The Performing Artist Visa is for artists who want to perform in the United States.
The process for this visa is different than for other types of visas, and requires you to show proof that you will be paid for your performance. This can include contracts, an itinerary of shows, and more.
If you are approved for a Performing Artist Visa, you can stay in the U.S. for up to three years at a time.
If you are a performing artist who wishes to enter the United States to perform in a non-profit event or series of events, you may be able to obtain a B-1/B-2 visa.
The B-1/B-2 visa category is reserved for those who wish to enter the United States temporarily for business (B-1) or pleasure or medical treatment (B-2). If you wish to enter the U.S. solely for the purpose of participating in a festival, competition, performance or demonstration, then your application should be made under this category. However, if you are coming solely for purposes such as to receive training in a particular field and return home after completing your training, then you should apply under another visa category which will allow you more time in the U.S.

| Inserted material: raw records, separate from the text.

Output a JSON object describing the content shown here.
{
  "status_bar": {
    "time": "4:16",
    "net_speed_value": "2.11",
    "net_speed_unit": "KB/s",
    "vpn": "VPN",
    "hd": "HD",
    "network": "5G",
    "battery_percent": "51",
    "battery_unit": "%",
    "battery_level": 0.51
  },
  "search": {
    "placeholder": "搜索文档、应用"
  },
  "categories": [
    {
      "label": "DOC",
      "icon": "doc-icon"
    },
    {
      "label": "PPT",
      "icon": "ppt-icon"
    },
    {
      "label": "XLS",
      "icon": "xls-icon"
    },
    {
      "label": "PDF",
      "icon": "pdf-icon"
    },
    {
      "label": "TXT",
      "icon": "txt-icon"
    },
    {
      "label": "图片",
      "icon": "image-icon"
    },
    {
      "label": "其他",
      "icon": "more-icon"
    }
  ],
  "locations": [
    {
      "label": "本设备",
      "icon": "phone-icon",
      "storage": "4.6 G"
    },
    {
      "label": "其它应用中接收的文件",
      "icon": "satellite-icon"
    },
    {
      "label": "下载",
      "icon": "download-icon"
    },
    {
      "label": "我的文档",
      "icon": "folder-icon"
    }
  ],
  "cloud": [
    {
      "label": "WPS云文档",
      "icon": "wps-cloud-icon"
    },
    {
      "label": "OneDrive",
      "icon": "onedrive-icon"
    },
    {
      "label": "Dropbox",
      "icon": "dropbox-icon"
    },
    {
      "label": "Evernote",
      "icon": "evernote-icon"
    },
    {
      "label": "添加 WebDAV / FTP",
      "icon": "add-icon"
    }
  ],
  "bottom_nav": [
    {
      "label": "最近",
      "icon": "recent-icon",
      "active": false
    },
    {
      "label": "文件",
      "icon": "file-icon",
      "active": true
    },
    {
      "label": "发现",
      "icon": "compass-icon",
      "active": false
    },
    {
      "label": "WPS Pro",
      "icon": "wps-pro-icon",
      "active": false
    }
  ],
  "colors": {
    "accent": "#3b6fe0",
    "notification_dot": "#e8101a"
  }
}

If you’re a performing artist looking to visit the United States, there are a few things you need to know.
First, you’ll need a visa. Second, it must be an I-129 form, which is an application for nonimmigrant visas for aliens who seek temporary entry for the purpose of performing as athletes or entertainers. Third, you’ll also need to provide documentation that shows that your talent is exceptional and that its loss would result in substantial harm to the U.S. entertainment industry.

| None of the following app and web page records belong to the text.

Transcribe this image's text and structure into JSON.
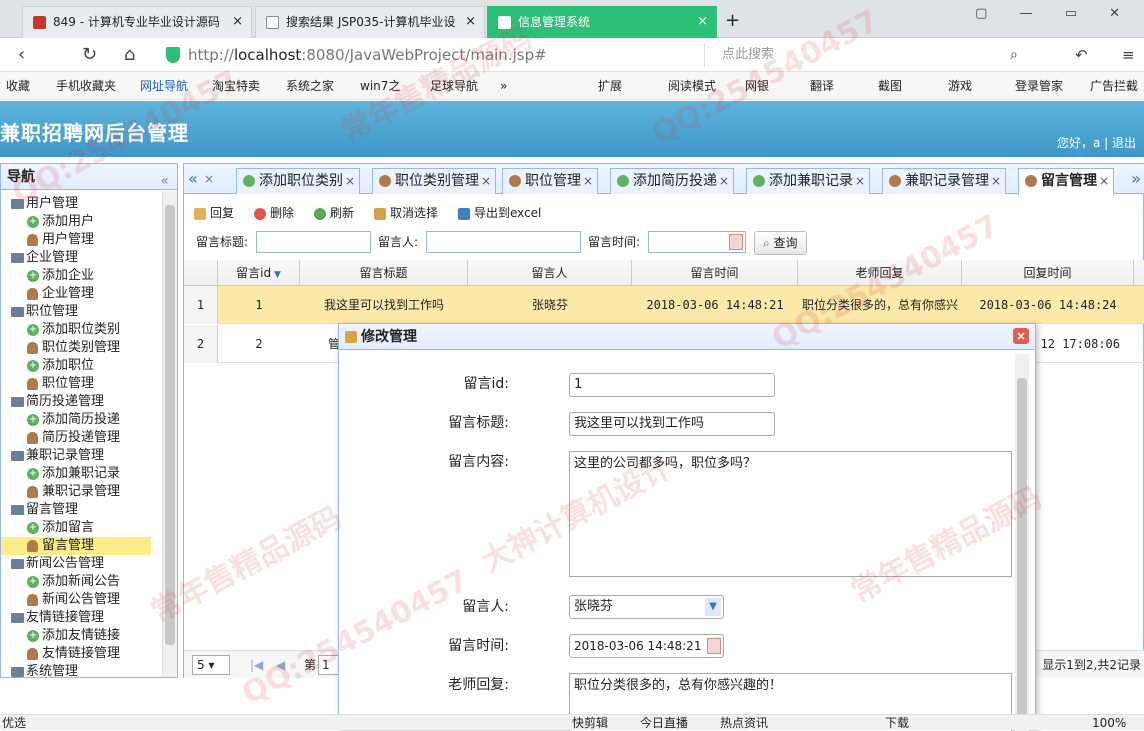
{
  "browser": {
    "tabs": [
      {
        "label": "849 - 计算机专业毕业设计源码",
        "active": false
      },
      {
        "label": "搜索结果 JSP035-计算机毕业设",
        "active": false
      },
      {
        "label": "信息管理系统",
        "active": true
      }
    ],
    "new_tab": "+",
    "close": "×",
    "url_prefix": "http://",
    "url_host": "localhost",
    "url_rest": ":8080/JavaWebProject/main.jsp#",
    "search_placeholder": "点此搜索",
    "bookmarks": [
      "收藏",
      "手机收藏夹",
      "网址导航",
      "淘宝特卖",
      "系统之家",
      "win7之",
      "足球导航",
      "»",
      "扩展",
      "阅读模式",
      "网银",
      "翻译",
      "截图",
      "游戏",
      "登录管家",
      "广告拦截"
    ]
  },
  "app": {
    "title": "兼职招聘网后台管理",
    "greeting": "您好，a | 退出"
  },
  "nav": {
    "title": "导航",
    "collapse": "«",
    "items": [
      {
        "label": "用户管理",
        "type": "group"
      },
      {
        "label": "添加用户",
        "type": "add"
      },
      {
        "label": "用户管理",
        "type": "user"
      },
      {
        "label": "企业管理",
        "type": "group"
      },
      {
        "label": "添加企业",
        "type": "add"
      },
      {
        "label": "企业管理",
        "type": "user"
      },
      {
        "label": "职位管理",
        "type": "group"
      },
      {
        "label": "添加职位类别",
        "type": "add"
      },
      {
        "label": "职位类别管理",
        "type": "user"
      },
      {
        "label": "添加职位",
        "type": "add"
      },
      {
        "label": "职位管理",
        "type": "user"
      },
      {
        "label": "简历投递管理",
        "type": "group"
      },
      {
        "label": "添加简历投递",
        "type": "add"
      },
      {
        "label": "简历投递管理",
        "type": "user"
      },
      {
        "label": "兼职记录管理",
        "type": "group"
      },
      {
        "label": "添加兼职记录",
        "type": "add"
      },
      {
        "label": "兼职记录管理",
        "type": "user"
      },
      {
        "label": "留言管理",
        "type": "group"
      },
      {
        "label": "添加留言",
        "type": "add"
      },
      {
        "label": "留言管理",
        "type": "user",
        "selected": true
      },
      {
        "label": "新闻公告管理",
        "type": "group"
      },
      {
        "label": "添加新闻公告",
        "type": "add"
      },
      {
        "label": "新闻公告管理",
        "type": "user"
      },
      {
        "label": "友情链接管理",
        "type": "group"
      },
      {
        "label": "添加友情链接",
        "type": "add"
      },
      {
        "label": "友情链接管理",
        "type": "user"
      },
      {
        "label": "系统管理",
        "type": "group"
      }
    ]
  },
  "main_tabs": {
    "scroll_left": "«",
    "scroll_right": "»",
    "items": [
      {
        "label": "添加职位类别",
        "icon": "add"
      },
      {
        "label": "职位类别管理",
        "icon": "user"
      },
      {
        "label": "职位管理",
        "icon": "user"
      },
      {
        "label": "添加简历投递",
        "icon": "add"
      },
      {
        "label": "添加兼职记录",
        "icon": "add"
      },
      {
        "label": "兼职记录管理",
        "icon": "user"
      },
      {
        "label": "留言管理",
        "icon": "user",
        "active": true
      }
    ]
  },
  "toolbar": {
    "reply": "回复",
    "delete": "删除",
    "refresh": "刷新",
    "cancel_select": "取消选择",
    "export": "导出到excel"
  },
  "search": {
    "title_label": "留言标题:",
    "person_label": "留言人:",
    "time_label": "留言时间:",
    "query": "查询"
  },
  "grid": {
    "columns": [
      "留言id",
      "留言标题",
      "留言人",
      "留言时间",
      "老师回复",
      "回复时间"
    ],
    "rows": [
      {
        "num": "1",
        "cells": [
          "1",
          "我这里可以找到工作吗",
          "张晓芬",
          "2018-03-06 14:48:21",
          "职位分类很多的，总有你感兴",
          "2018-03-06 14:48:24"
        ]
      },
      {
        "num": "2",
        "cells": [
          "2",
          "管",
          "",
          "",
          "",
          "12 17:08:06"
        ]
      }
    ]
  },
  "pager": {
    "page_size": "5",
    "page_label": "第",
    "page_num": "1",
    "summary": "显示1到2,共2记录"
  },
  "dialog": {
    "title": "修改管理",
    "close": "×",
    "fields": {
      "id_label": "留言id:",
      "id_value": "1",
      "title_label": "留言标题:",
      "title_value": "我这里可以找到工作吗",
      "content_label": "留言内容:",
      "content_value": "这里的公司都多吗，职位多吗？",
      "person_label": "留言人:",
      "person_value": "张晓芬",
      "time_label": "留言时间:",
      "time_value": "2018-03-06 14:48:21",
      "reply_label": "老师回复:",
      "reply_value": "职位分类很多的，总有你感兴趣的！"
    }
  },
  "statusbar": {
    "left": "优选",
    "items": [
      "快剪辑",
      "今日直播",
      "热点资讯",
      "下载",
      "100%"
    ]
  },
  "watermarks": [
    "QQ:254540457",
    "常年售精品源码",
    "大神计算机设计"
  ],
  "colors": {
    "accent": "#2bbf77",
    "header": "#4aa3d3",
    "highlight_row": "#fbe9a9",
    "border": "#95b8e7"
  }
}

Entertainment Visa for the USA For Artists & Performers
Entertainers and artists who are not US citizens and who do not have a US Green Card will need to secure permission to enter the US to perform in a professional capacity.
This means applying for the relevant US entertainment visa and for work authorization relating to film, tv and theatre performances where the individual will be paid.
A lot is a stake for entertainers travelling to the US to perform. Contractual obligations, fan expectations and your own career aspirations and experience all ride on your visa being granted.
This means ensuring you select the most appropriate visa, and then compile an application that is thorough, comprehensive and supports your eligibility. Issues with visa applications can result in delayed processing or even outright refusals.
You will also have to pass the general grounds for admissibility as part of the visa application, which includes the good character requirement. Criminal convictions will be taken into consideration during adjudication. Taking professional advice can help you understand your options and whether you need for example to also submit a waiver of inadmissibility to address and prior criminal record.
P Visa for performers
- P-1 for members of an entertainment group
- P-2 exchange program for artists and entertainers
- P-3 for artists and performers considered ‘culturally unique’
- P-4 for dependants and P for support employees.
The P-1 visa is for internationally recognized entertainment groups can for up to 1 year or a shorter, required duration for a specific performance or event. It is not suitable for individual applicants. Support workers deemed essential to the group’s performance may also qualify under the P-1.
Family members may also qualify under the P-4 visa.
A petition is filed with USCIS by the US employer of the entertainment group (or its US agent) along with a contract between the employer/agent and the entertainment group/individuals and an itinerary of the events in the US.
At touriago.com, we collect info from trusted sources about shows across the world. We make it easy for artists to find out about opportunities in their area. Performers can promote themselves and their music to event organizers and festival organizers around the world.